The Prime Minister described yesterday's strike as a "damp squib". Though I don't support the strike and I think it was more a case of chest-beating by the trade union leaders who want to parade as the leaders of the Labour movement, filling the void left by the Labour Leader Ed Moribund, the fact was that a large number of public sector workers did fail to turn up for work. Whilst the levels of support claimed for it by the union bosses are well off the mark, so was Cameron's description.
I hear that many reluctant strikers used the strike as a day off to go Christmas shopping at the Metrocentre. I know of one who didn't want to strike, voted against it, but felt obliged by the closure of the council he works for to remain away from work. He went with me to Durham instead to buy chicken food for my hens!
Yesterday I went to Gateshead to take photos of the start of the union procession. I was surprised that the Council had willingly allowed its property to be used as the gathering point of the march. Nevertheless, the march assembled in Gateshead Civic Centre car park. As the photos below show, it was not crowded.
People were shipped in from all over the place to boost numbers. As the photo below shows, they came from as far as Manchester. I saw coaches from the Borders and Teeside as well.
And so the March heads off to Newcastle.
This dog tried to make a point:
Hopefully the protester who held this poster managed to get out of the way before the vehicle went past (was it driven by Jeremy Clarkson?)
Wherever there is a protest, "Socialist Workers" latch onto it.
I thought this was meant to be a protest against creating sustainable pensions. (I also saw people protesting against violence in Syria, a very noble cause but not relevant to the issue. Nevertheless, it helped to boost numbers.
Hexham Labour Party decided not to follow the advice of Ed Moribund and turned up with a banner containing an essay. I could take their message more seriously if Hexham Labour Party hadn't run such a vile, homphobic campaign against me when I was Lib Dem candidate in the constituency in 1992.

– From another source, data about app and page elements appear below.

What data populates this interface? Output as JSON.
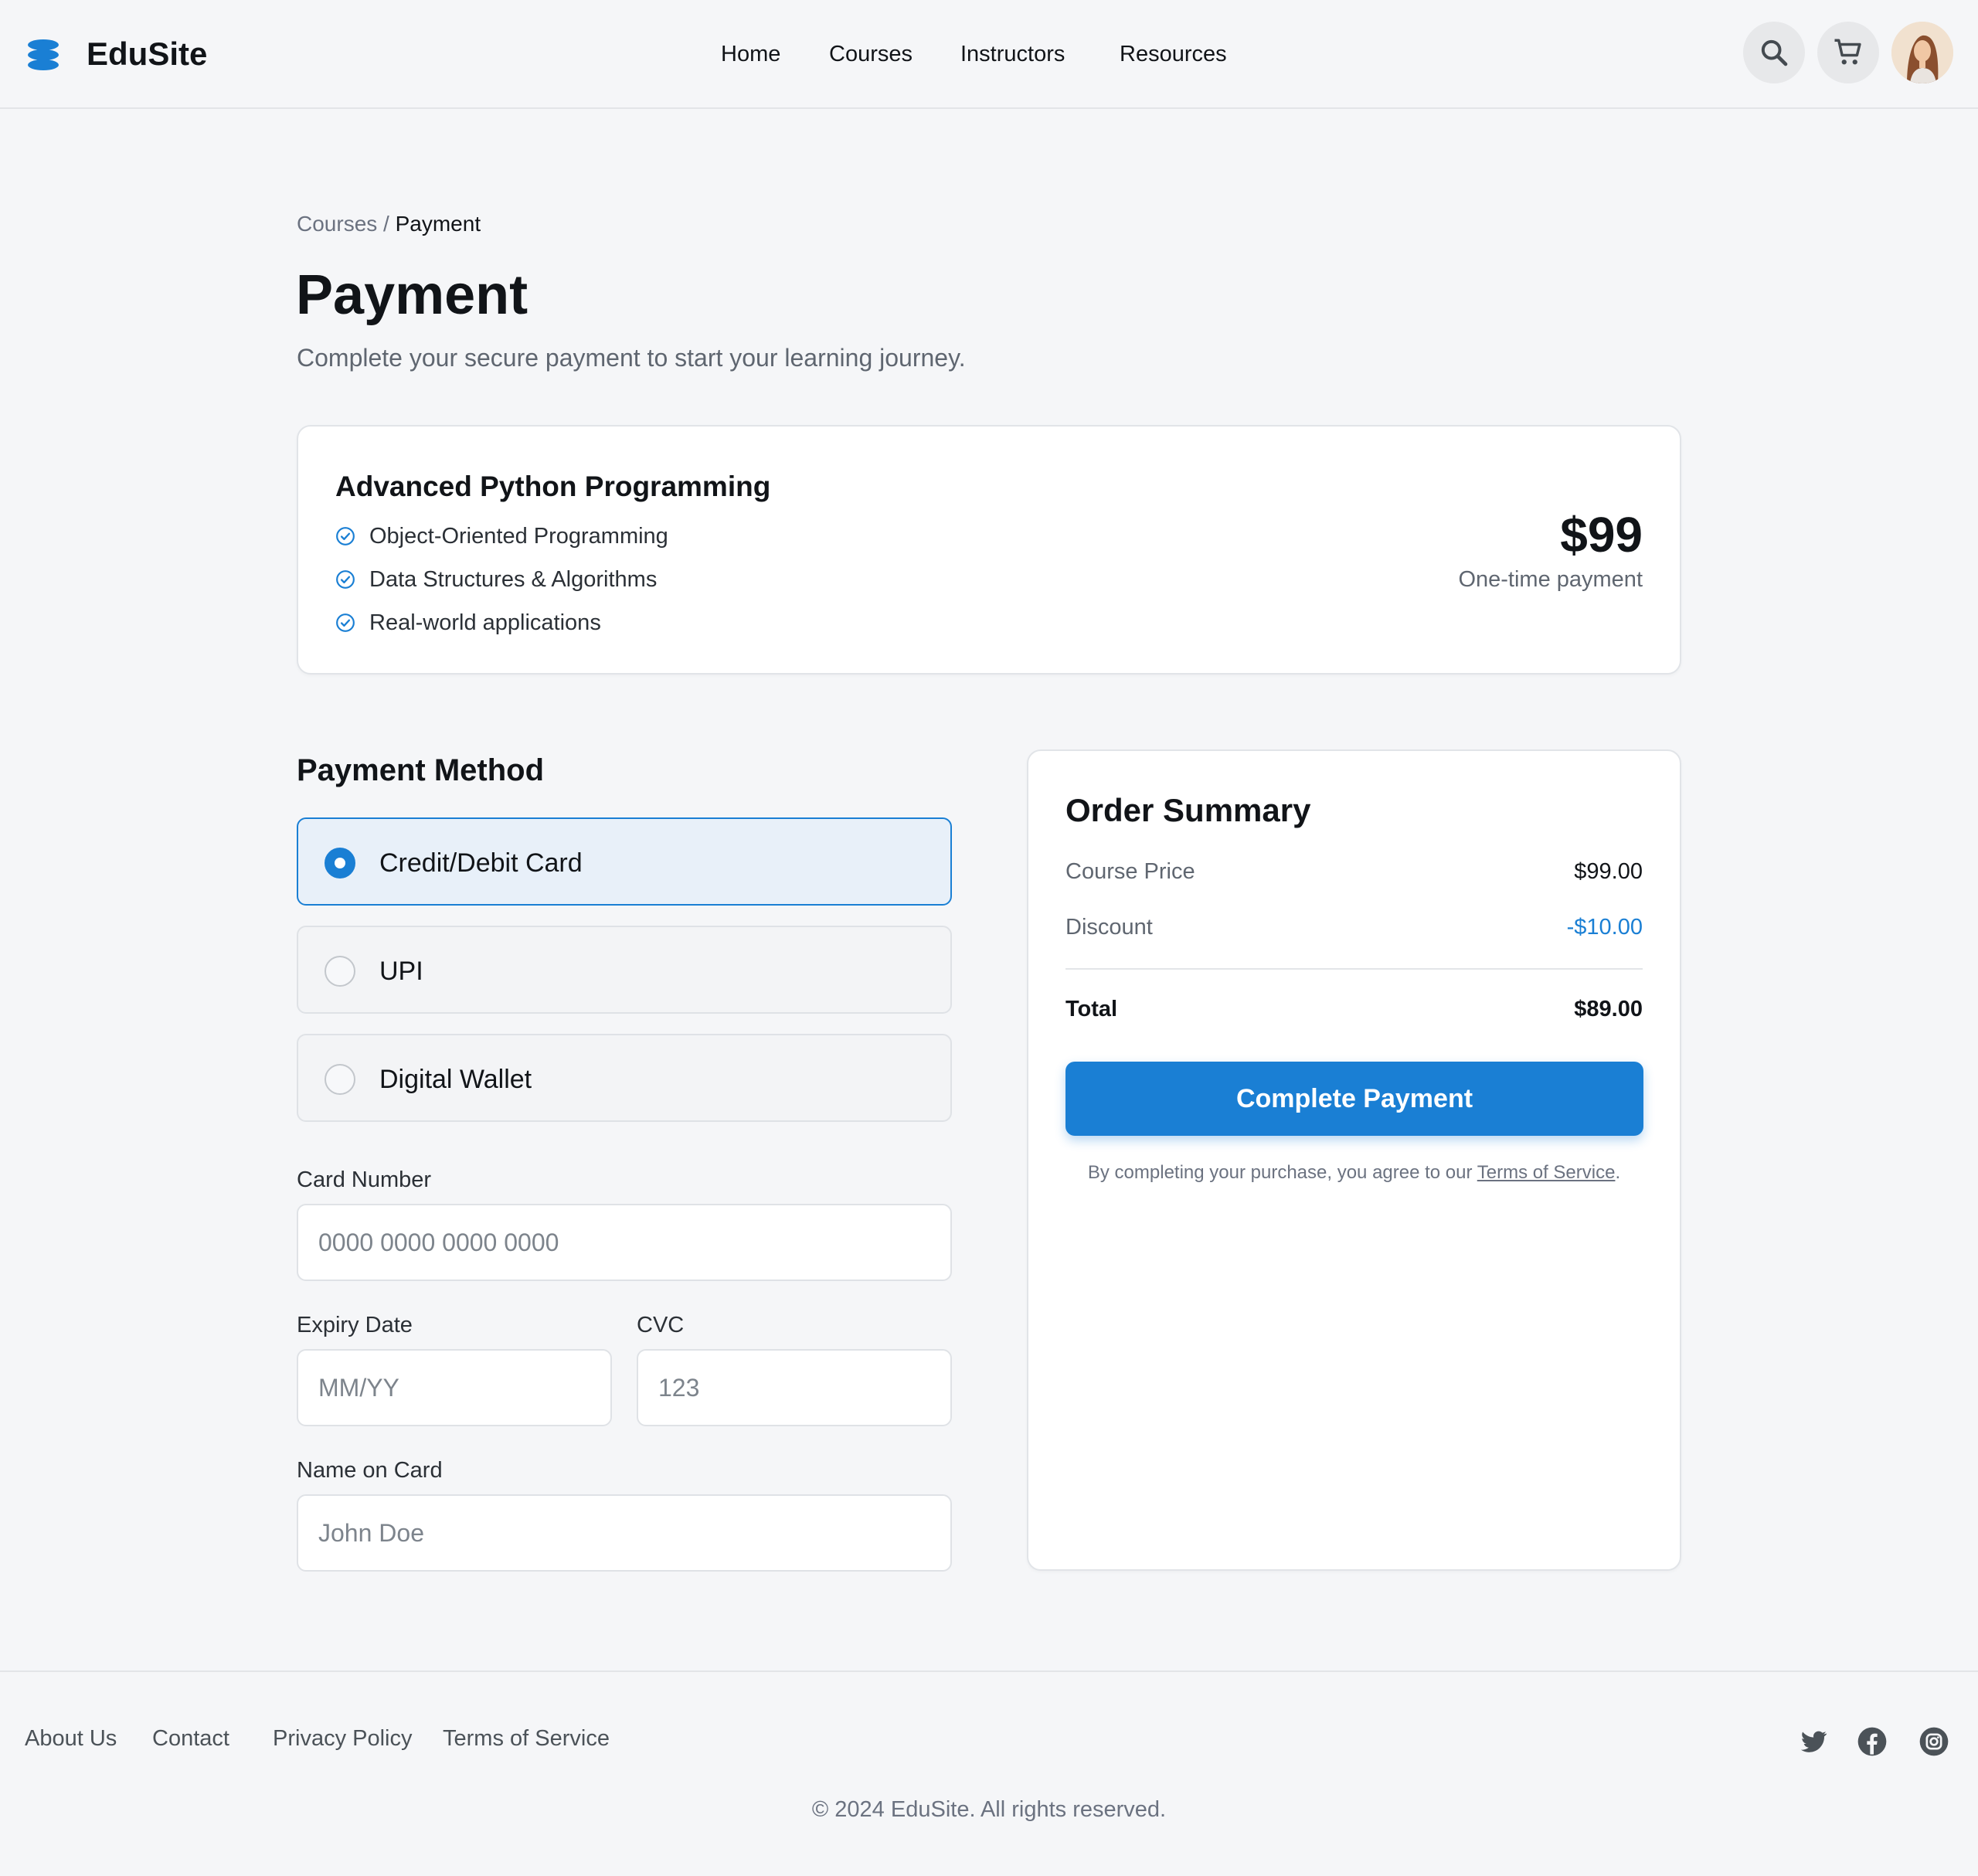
{
  "app": {
    "brand": "EduSite",
    "accent_color": "#1a7fd4"
  },
  "nav": {
    "items": [
      "Home",
      "Courses",
      "Instructors",
      "Resources"
    ]
  },
  "header_icons": [
    "search-icon",
    "cart-icon",
    "user-avatar"
  ],
  "breadcrumb": {
    "parent": "Courses",
    "separator": " / ",
    "current": "Payment"
  },
  "page": {
    "title": "Payment",
    "subtitle": "Complete your secure payment to start your learning journey."
  },
  "course": {
    "title": "Advanced Python Programming",
    "features": [
      "Object-Oriented Programming",
      "Data Structures & Algorithms",
      "Real-world applications"
    ],
    "price": "$99",
    "price_note": "One-time payment"
  },
  "payment_method": {
    "title": "Payment Method",
    "options": [
      {
        "label": "Credit/Debit Card",
        "selected": true
      },
      {
        "label": "UPI",
        "selected": false
      },
      {
        "label": "Digital Wallet",
        "selected": false
      }
    ]
  },
  "form": {
    "card_number": {
      "label": "Card Number",
      "placeholder": "0000 0000 0000 0000"
    },
    "expiry": {
      "label": "Expiry Date",
      "placeholder": "MM/YY"
    },
    "cvc": {
      "label": "CVC",
      "placeholder": "123"
    },
    "name": {
      "label": "Name on Card",
      "placeholder": "John Doe"
    }
  },
  "summary": {
    "title": "Order Summary",
    "course_price_label": "Course Price",
    "course_price": "$99.00",
    "discount_label": "Discount",
    "discount": "-$10.00",
    "total_label": "Total",
    "total": "$89.00",
    "button": "Complete Payment",
    "legal_prefix": "By completing your purchase, you agree to our ",
    "legal_link": "Terms of Service",
    "legal_suffix": "."
  },
  "footer": {
    "links": [
      "About Us",
      "Contact",
      "Privacy Policy",
      "Terms of Service"
    ],
    "social": [
      "twitter-icon",
      "facebook-icon",
      "instagram-icon"
    ],
    "copyright": "© 2024 EduSite. All rights reserved."
  }
}
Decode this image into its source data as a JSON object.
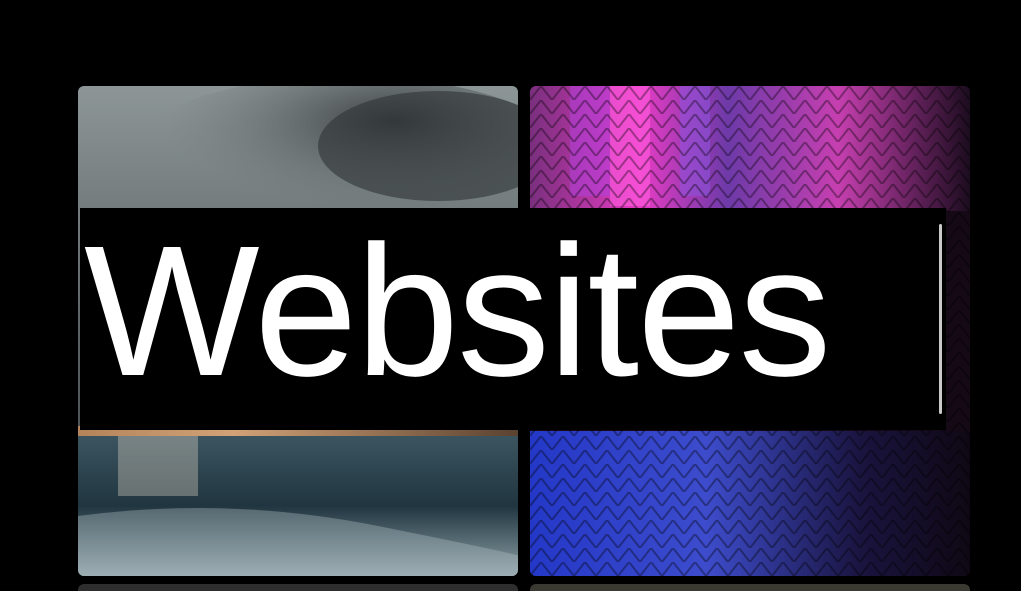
{
  "hero": {
    "title": "Websites"
  },
  "tiles": [
    {
      "icon": "lake-cloudy-photo"
    },
    {
      "icon": "neon-wet-pavement-photo"
    },
    {
      "icon": "bottom-left-photo"
    },
    {
      "icon": "bottom-right-photo"
    }
  ],
  "colors": {
    "background": "#000000",
    "title_text": "#ffffff",
    "band": "#000000",
    "scrollbar": "#c9c9c9"
  }
}
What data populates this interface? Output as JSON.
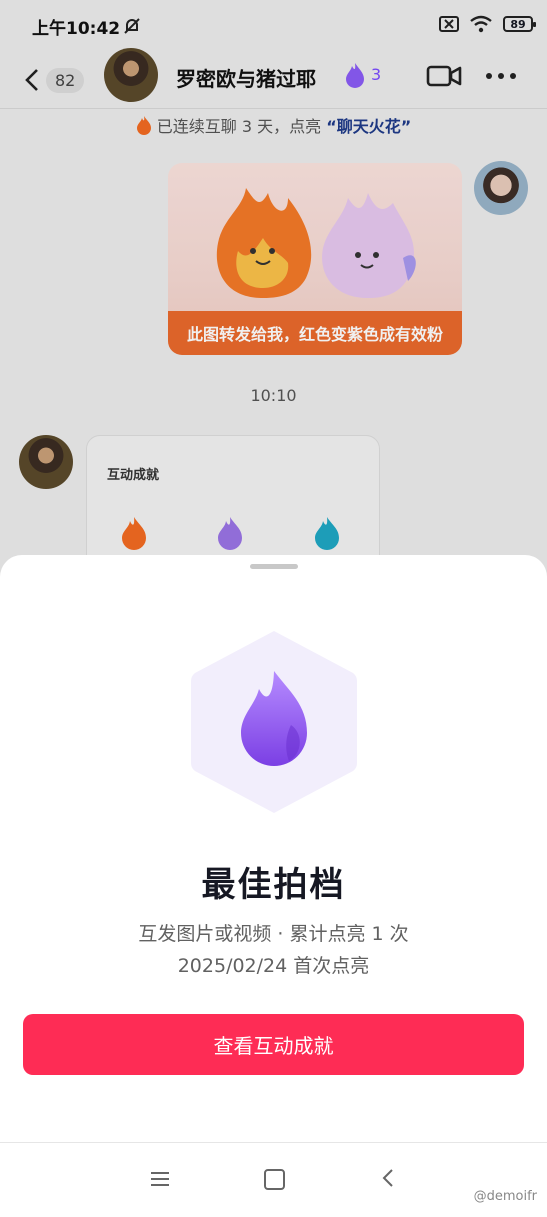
{
  "status": {
    "time": "上午10:42",
    "battery": "89"
  },
  "header": {
    "unread": "82",
    "name": "罗密欧与猪过耶",
    "spark_count": "3"
  },
  "streak": {
    "text": "已连续互聊 3 天，点亮",
    "highlight": "“聊天火花”"
  },
  "messages": {
    "image_caption": "此图转发给我，红色变紫色成有效粉",
    "time": "10:10",
    "card_title": "互动成就"
  },
  "sheet": {
    "title": "最佳拍档",
    "desc": "互发图片或视频 · 累计点亮 1 次",
    "date": "2025/02/24 首次点亮",
    "cta": "查看互动成就"
  },
  "watermark": "@demoifr",
  "colors": {
    "accent": "#fe2c55",
    "purple": "#8b5cf6",
    "orange": "#f36b21",
    "teal": "#1fa7c4"
  }
}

This guy brought his fishing rod.
The impression I have is that the union activists and enthusiasts were the vast majority of people on this demonstration. Where were the ordinary union members, those reluctantly on strike? They were treating it as an unpaid day off and were making the most of it to beat the Christmas queues in the shops. The North East has a higher than average proportion of the workforce in the public sector. Even though people were shipped in from as far as Manchester, the question has to be asked, why only a few percent of the public sector taking part in this demonstration?
The unions have a reservoir of support within their own ranks but yesterday's action has already drained some away. There are only so many times people will be prepared to lose a day's pay. It's interesting to note that the union bosses won't call an all out strike, just "days of action". If they have any sense, they will reach an agreement with the government before their reservoir has drained.